Media Notes: Steve Kroft, the Man of the Hour at '60 Minutes'
Monday, March 23, 2009
On the night of the Emmys last fall, when one of his stories was up for an award and his tuxedo-clad colleagues were leaving for the ceremony, Steve Kroft stayed at the office until 1 a.m., rewriting a story that his bosses had already approved.
"He's that kind of madman professor," says "60 Minutes" producer Ira Rosen. "I wanted to kill him. . . . He really, really toils over each sentence."
During the correspondent's two decades with the program, the storied franchise was primarily identified with Mike Wallace, Morley Safer and Ed Bradley.
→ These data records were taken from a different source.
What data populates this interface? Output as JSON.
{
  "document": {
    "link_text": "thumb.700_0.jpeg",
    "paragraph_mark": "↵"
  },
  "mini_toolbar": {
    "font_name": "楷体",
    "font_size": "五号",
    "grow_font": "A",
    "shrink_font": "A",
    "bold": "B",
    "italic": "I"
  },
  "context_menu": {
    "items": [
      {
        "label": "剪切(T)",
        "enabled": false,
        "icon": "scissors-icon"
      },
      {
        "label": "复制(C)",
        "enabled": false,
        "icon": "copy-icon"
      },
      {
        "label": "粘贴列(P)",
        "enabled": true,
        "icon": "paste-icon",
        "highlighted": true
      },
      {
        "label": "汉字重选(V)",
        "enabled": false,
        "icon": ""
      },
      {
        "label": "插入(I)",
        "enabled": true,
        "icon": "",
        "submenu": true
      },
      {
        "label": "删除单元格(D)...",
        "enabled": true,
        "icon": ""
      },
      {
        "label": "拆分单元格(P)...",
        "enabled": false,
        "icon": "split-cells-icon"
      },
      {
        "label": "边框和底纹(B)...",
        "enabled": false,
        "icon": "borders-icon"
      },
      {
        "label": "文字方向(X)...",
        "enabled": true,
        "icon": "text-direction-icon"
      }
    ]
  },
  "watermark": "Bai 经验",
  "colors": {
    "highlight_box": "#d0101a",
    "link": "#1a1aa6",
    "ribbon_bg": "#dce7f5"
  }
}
But Kroft has finally emerged from the shadows, with 10 of his 12 pieces topping the broadcast this season, including an interview that aired Sunday with President Obama. "He's the lead guy now," says executive producer Jeff Fager.
Kroft, who spent 90 minutes with Obama, says the president was "very, very relaxed" and seems comfortable with him after several previous interviews. "He did not seem at all concerned about what the press has been playing up as his worst week," says Kroft, who was editing the story until 3:30 a.m. Sunday. "My own personal feeling is they sense they're having trouble getting their message out in Washington and wanted a discussion at a more leisurely pace that went beyond a sound bite. . . . The challenge was to try to break through and get him to talk about things he hadn't been talking about."
Whether he's reporting from the White House or a war zone, the newly designated lead guy is anything but flashy. Kroft delights in tackling such subjects as credit default swaps and oil price speculation, doing much of the digging himself rather than relegating it to his producers, a common practice in television. And when the 63-year-old reporter sits down with a newsmaker, you tend to remember the person's answers, not Kroft's questions.
"Anyone can be aggressive or even rude, and that's judged as tough," Kroft says, relentlessly twisting a wadded-up piece of paper in his office overlooking the Hudson River. "But unless you have reason to do that, I'm not sure it gets you much. The point of an interview is to try to get useful information and allow people to reveal things about themselves."
The Indiana native, whose father was a Union Carbide plant manager, does not carry himself like a television star. Kroft has a weathered face and a bit of a paunch. He stares into the middle distance as he talks, turning only occasionally to face a visitor. He does not pour on the charm. Recounting his background, he says, "I can speed this up if it's boring."
And he seems like a throwback in the Twitter age, scribbling his thoughts in a battered, leather-bound spiral notebook filled with years of notations.
Kroft's work habits are legendary. On a trip to Pakistan to report on terrorist insurgents, Rosen says, "we drove the entire day in Punjab to interview a Pakistani journalist who was making a point he wanted in the piece. We ended up cutting him out."
Another producer, Frank Devine, recalls Kroft driving up the cliffs of Normandy because he wanted to see the American cemetery, after it had closed, by scaling the back wall. "I thought I was going to die climbing up that hill," Devine says.
Producers talk of discovering Kroft on his office couch, under an overcoat, at 7 a.m. after one of his periodic all-nighters. The latest took place in late February, when Kroft was crashing a piece about the unsuccessful whistleblower in the Bernie Madoff stock scam. "I'm getting too old to do that," he says.